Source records
= Beginning of Section =

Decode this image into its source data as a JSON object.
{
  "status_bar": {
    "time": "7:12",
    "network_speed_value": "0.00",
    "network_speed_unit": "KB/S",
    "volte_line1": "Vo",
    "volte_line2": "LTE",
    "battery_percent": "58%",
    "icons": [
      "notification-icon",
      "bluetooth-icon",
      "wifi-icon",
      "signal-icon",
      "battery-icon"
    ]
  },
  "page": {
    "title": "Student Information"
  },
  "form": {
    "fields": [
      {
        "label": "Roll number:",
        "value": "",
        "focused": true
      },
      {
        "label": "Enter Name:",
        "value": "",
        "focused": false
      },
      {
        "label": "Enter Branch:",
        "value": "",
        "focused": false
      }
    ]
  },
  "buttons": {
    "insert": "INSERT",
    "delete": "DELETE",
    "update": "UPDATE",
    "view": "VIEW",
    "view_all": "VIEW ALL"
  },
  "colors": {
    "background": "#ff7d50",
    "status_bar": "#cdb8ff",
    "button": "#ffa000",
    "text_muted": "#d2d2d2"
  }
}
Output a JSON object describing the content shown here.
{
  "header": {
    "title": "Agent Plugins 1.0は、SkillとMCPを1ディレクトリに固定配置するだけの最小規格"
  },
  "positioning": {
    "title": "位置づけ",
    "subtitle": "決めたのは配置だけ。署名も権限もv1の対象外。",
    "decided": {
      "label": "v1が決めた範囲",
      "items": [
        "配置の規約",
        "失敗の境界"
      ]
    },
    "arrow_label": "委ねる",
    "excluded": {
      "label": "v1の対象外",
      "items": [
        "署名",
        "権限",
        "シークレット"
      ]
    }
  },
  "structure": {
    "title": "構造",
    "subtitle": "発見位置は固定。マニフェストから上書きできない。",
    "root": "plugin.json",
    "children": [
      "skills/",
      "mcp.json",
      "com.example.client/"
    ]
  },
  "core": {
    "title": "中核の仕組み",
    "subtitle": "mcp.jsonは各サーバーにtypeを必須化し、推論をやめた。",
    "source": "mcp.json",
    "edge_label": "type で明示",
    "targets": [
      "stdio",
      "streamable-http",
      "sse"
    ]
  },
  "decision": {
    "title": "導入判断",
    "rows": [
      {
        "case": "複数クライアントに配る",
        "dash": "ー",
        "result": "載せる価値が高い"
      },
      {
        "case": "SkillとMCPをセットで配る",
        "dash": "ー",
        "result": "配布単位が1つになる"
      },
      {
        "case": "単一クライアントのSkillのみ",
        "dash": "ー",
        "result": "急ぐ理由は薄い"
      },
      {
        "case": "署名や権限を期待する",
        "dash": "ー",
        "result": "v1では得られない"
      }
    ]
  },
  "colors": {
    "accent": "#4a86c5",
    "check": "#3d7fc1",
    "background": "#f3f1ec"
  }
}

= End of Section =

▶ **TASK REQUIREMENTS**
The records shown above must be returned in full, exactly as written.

▶ **ANSWER SPACE**
Decode this image into its source data as a JSON object.
{
  "status_bar": {
    "time": "7:12",
    "network_speed_value": "0.00",
    "network_speed_unit": "KB/S",
    "volte_line1": "Vo",
    "volte_line2": "LTE",
    "battery_percent": "58%",
    "icons": [
      "notification-icon",
      "bluetooth-icon",
      "wifi-icon",
      "signal-icon",
      "battery-icon"
    ]
  },
  "page": {
    "title": "Student Information"
  },
  "form": {
    "fields": [
      {
        "label": "Roll number:",
        "value": "",
        "focused": true
      },
      {
        "label": "Enter Name:",
        "value": "",
        "focused": false
      },
      {
        "label": "Enter Branch:",
        "value": "",
        "focused": false
      }
    ]
  },
  "buttons": {
    "insert": "INSERT",
    "delete": "DELETE",
    "update": "UPDATE",
    "view": "VIEW",
    "view_all": "VIEW ALL"
  },
  "colors": {
    "background": "#ff7d50",
    "status_bar": "#cdb8ff",
    "button": "#ffa000",
    "text_muted": "#d2d2d2"
  }
}
Output a JSON object describing the content shown here.
{
  "header": {
    "title": "Agent Plugins 1.0は、SkillとMCPを1ディレクトリに固定配置するだけの最小規格"
  },
  "positioning": {
    "title": "位置づけ",
    "subtitle": "決めたのは配置だけ。署名も権限もv1の対象外。",
    "decided": {
      "label": "v1が決めた範囲",
      "items": [
        "配置の規約",
        "失敗の境界"
      ]
    },
    "arrow_label": "委ねる",
    "excluded": {
      "label": "v1の対象外",
      "items": [
        "署名",
        "権限",
        "シークレット"
      ]
    }
  },
  "structure": {
    "title": "構造",
    "subtitle": "発見位置は固定。マニフェストから上書きできない。",
    "root": "plugin.json",
    "children": [
      "skills/",
      "mcp.json",
      "com.example.client/"
    ]
  },
  "core": {
    "title": "中核の仕組み",
    "subtitle": "mcp.jsonは各サーバーにtypeを必須化し、推論をやめた。",
    "source": "mcp.json",
    "edge_label": "type で明示",
    "targets": [
      "stdio",
      "streamable-http",
      "sse"
    ]
  },
  "decision": {
    "title": "導入判断",
    "rows": [
      {
        "case": "複数クライアントに配る",
        "dash": "ー",
        "result": "載せる価値が高い"
      },
      {
        "case": "SkillとMCPをセットで配る",
        "dash": "ー",
        "result": "配布単位が1つになる"
      },
      {
        "case": "単一クライアントのSkillのみ",
        "dash": "ー",
        "result": "急ぐ理由は薄い"
      },
      {
        "case": "署名や権限を期待する",
        "dash": "ー",
        "result": "v1では得られない"
      }
    ]
  },
  "colors": {
    "accent": "#4a86c5",
    "check": "#3d7fc1",
    "background": "#f3f1ec"
  }
}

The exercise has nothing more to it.